[Unpublished] . Presented at the 32nd Annual Meeting of the African Studies Association, Atlanta, Georgia.  p.HIV infection with clinical progression to AIDS appears to be among the most severe human infectious diseases documented to date. As of 1st September 1989, the cumulative total of cases of AIDS reported from 152 countries was 177,965 cases of which 30,978 (17.4%) have been reported from Africa. However, it is known that the reporting of AIDS cases from Africa is incomplete and the proportion may be higher. The AIDS situation has been recognized as a global emergency and the World Health Organization has been given the mandate to coordinate global efforts to prevent the infection and control the disease. The World Health Assembly and the United Nations General Assembly have called upon all countries to establish national AIDS prevention and control programmes in line with the Global Strategy. The WHO has developed several guidelines and strategies to assist the development of national AIDS prevention and control programmes. The Global AIDS Strategy has three objectives: (1) to prevent transmission of the human immunodeficiency virus (HIV); (2) to reduce the morbidity and mortality associated with HIV infection; and (3) to unify national and international efforts against AIDS. (excerpt)

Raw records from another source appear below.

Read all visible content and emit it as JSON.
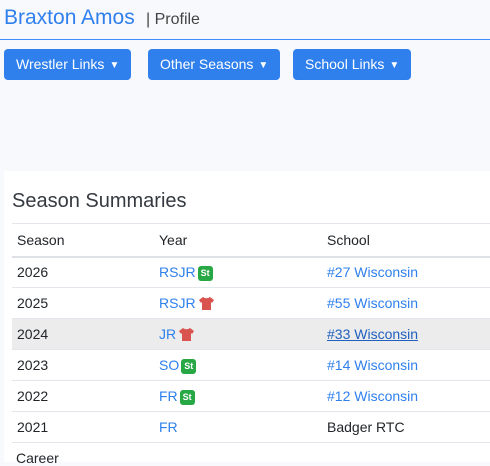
{
  "header": {
    "name": "Braxton Amos",
    "separator_sub": "| Profile"
  },
  "buttons": [
    {
      "label": "Wrestler Links"
    },
    {
      "label": "Other Seasons"
    },
    {
      "label": "School Links"
    }
  ],
  "season_summaries": {
    "title": "Season Summaries",
    "columns": [
      "Season",
      "Year",
      "School"
    ],
    "rows": [
      {
        "season": "2026",
        "year": "RSJR",
        "badge": "St",
        "school": "#27 Wisconsin"
      },
      {
        "season": "2025",
        "year": "RSJR",
        "badge": "shirt",
        "school": "#55 Wisconsin"
      },
      {
        "season": "2024",
        "year": "JR",
        "badge": "shirt",
        "school": "#33 Wisconsin"
      },
      {
        "season": "2023",
        "year": "SO",
        "badge": "St",
        "school": "#14 Wisconsin"
      },
      {
        "season": "2022",
        "year": "FR",
        "badge": "St",
        "school": "#12 Wisconsin"
      },
      {
        "season": "2021",
        "year": "FR",
        "badge": "",
        "school": "Badger RTC"
      }
    ],
    "footer_label": "Career"
  },
  "colors": {
    "accent": "#2f80ed",
    "badge_green": "#28a745",
    "shirt_red": "#d9534f"
  }
}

New England Journal of Medicine. 2003 Feb 20; 348(8):758-759.The report by Khatri and Frieden (Oct. 31 issue) on tuberculosis control in India echoes the official line of the Indian government, health policy bureaucrats, and the World Health Organization. Sadly, data collection in India cannot be taken at face value, and the accuracy of the impressive cure rates has been questioned. The 200,000 new health workers alluded to are but a small fraction of those required to take on the additional burden imposed by direct observation. This shortage constrains the Revised National Tuberculosis Control Program (RNTCP) to recommend direct observation of only 6 of the 18 continuation-phase doses, and this incomplete supervision at a time when the illness is improving and the patient is least compliant has been dismissed as only partially observed therapy. (excerpt)